EXERCISE DETAILS: Each line containing the word "office" must be copied from the material below.

AVAILABLE DATA:
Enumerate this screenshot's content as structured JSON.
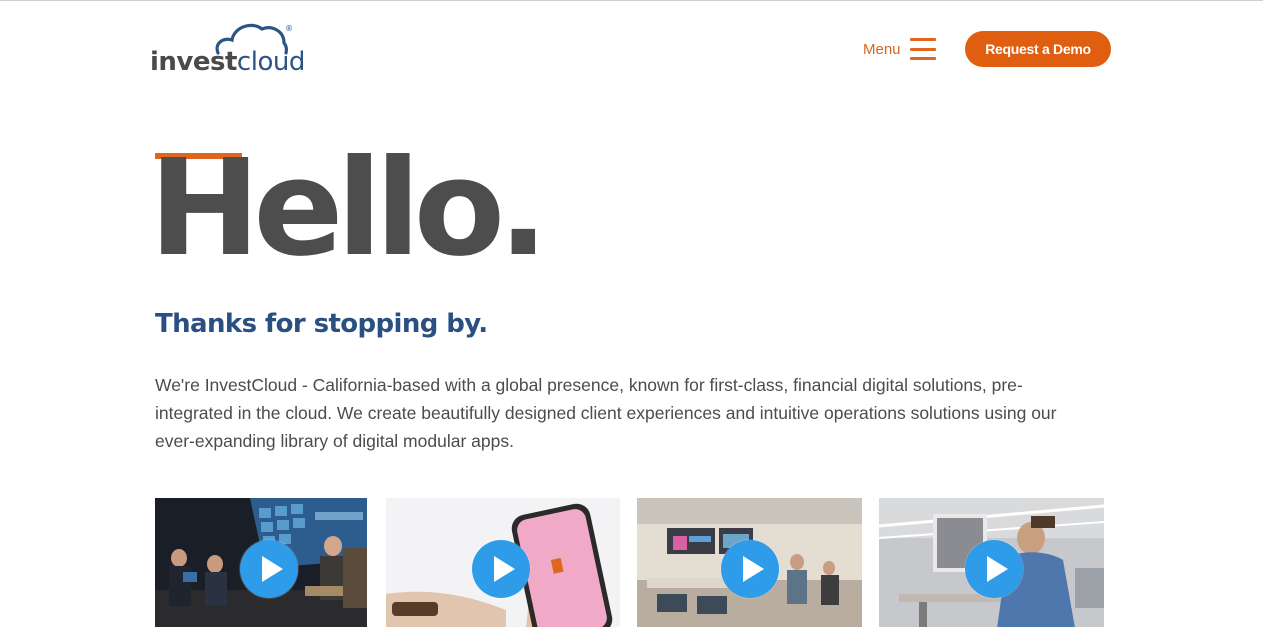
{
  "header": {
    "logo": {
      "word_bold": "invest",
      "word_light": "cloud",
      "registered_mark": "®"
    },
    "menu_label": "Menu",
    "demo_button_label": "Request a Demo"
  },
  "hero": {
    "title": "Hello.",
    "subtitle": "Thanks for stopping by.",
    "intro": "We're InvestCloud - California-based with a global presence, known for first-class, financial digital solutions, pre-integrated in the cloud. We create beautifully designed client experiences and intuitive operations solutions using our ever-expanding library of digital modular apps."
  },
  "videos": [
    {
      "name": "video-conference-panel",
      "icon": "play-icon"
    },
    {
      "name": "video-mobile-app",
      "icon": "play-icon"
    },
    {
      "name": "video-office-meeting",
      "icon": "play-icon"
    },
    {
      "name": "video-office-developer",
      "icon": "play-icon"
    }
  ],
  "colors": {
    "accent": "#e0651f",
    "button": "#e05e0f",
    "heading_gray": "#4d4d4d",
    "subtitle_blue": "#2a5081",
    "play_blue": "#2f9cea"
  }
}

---

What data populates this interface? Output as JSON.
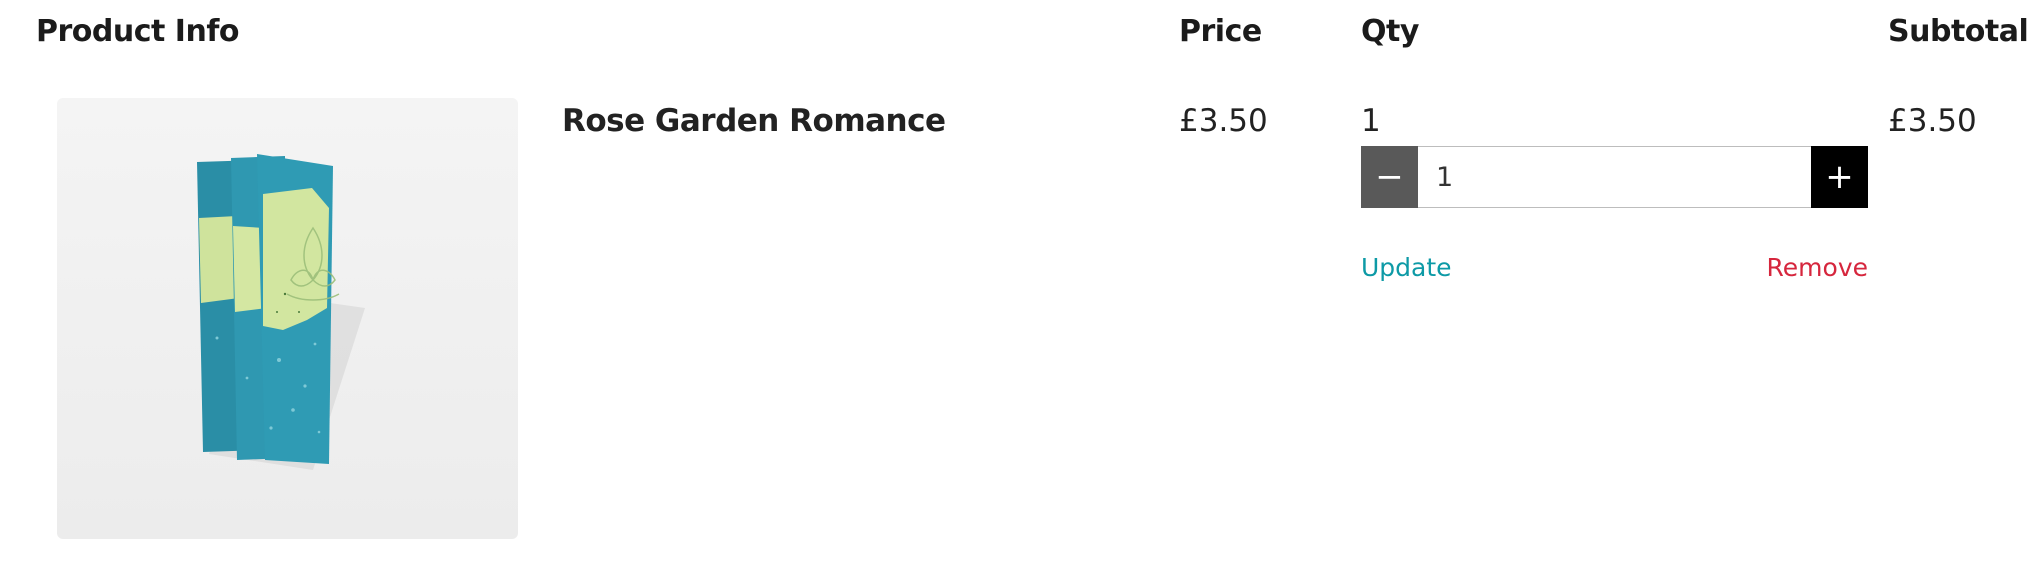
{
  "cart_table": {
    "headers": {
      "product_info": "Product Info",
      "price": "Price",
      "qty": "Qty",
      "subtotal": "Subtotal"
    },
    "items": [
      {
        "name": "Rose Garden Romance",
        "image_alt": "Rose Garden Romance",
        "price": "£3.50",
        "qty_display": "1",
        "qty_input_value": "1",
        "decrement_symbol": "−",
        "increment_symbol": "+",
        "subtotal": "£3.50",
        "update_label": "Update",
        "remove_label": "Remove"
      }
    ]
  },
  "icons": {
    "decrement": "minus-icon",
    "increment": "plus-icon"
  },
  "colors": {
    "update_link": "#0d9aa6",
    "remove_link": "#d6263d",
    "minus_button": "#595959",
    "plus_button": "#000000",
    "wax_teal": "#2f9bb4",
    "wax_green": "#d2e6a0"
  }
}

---

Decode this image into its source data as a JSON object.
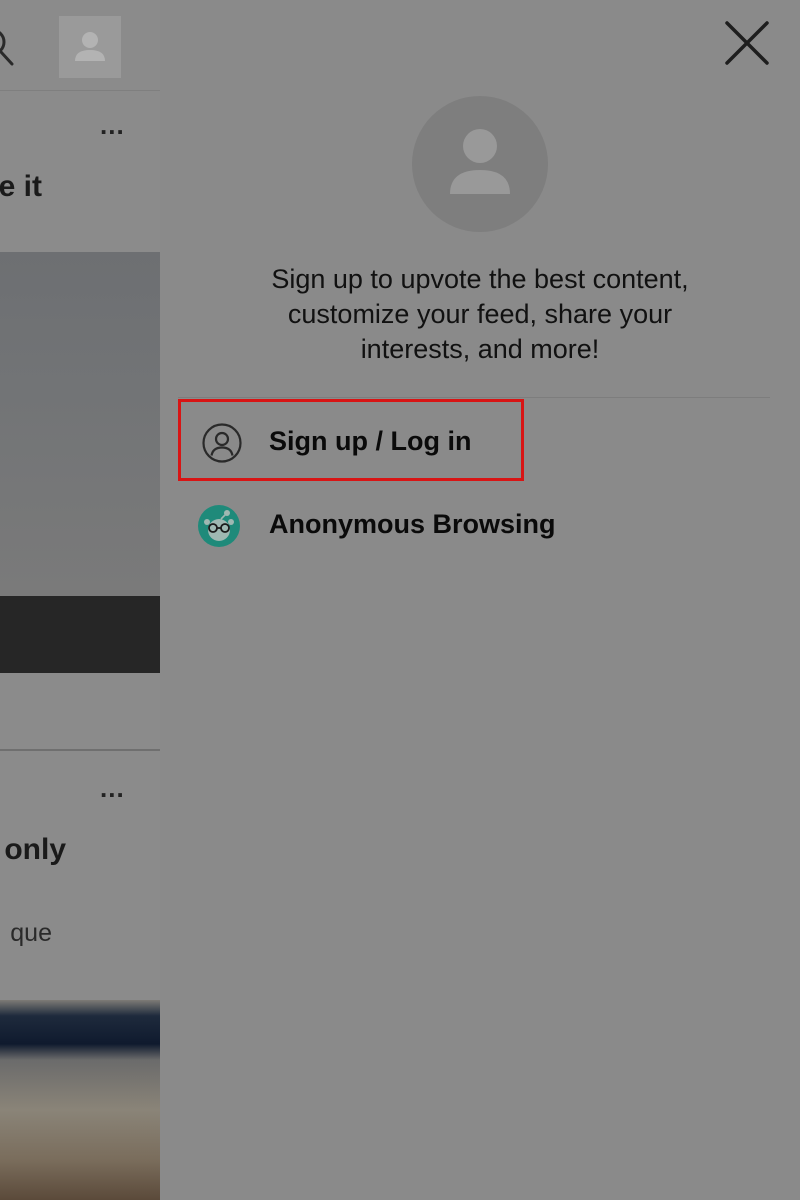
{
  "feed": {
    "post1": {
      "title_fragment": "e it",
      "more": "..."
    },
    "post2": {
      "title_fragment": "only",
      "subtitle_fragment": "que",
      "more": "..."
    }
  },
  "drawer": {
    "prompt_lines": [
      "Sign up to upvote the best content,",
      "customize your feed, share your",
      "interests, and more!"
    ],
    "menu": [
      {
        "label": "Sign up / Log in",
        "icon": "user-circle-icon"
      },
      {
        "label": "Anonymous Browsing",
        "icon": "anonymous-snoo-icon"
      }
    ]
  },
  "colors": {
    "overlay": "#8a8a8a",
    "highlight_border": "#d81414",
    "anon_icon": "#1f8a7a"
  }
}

RESULT OF THE EXERCISE:
      "name": "video-office-meeting",
      "name": "video-office-developer",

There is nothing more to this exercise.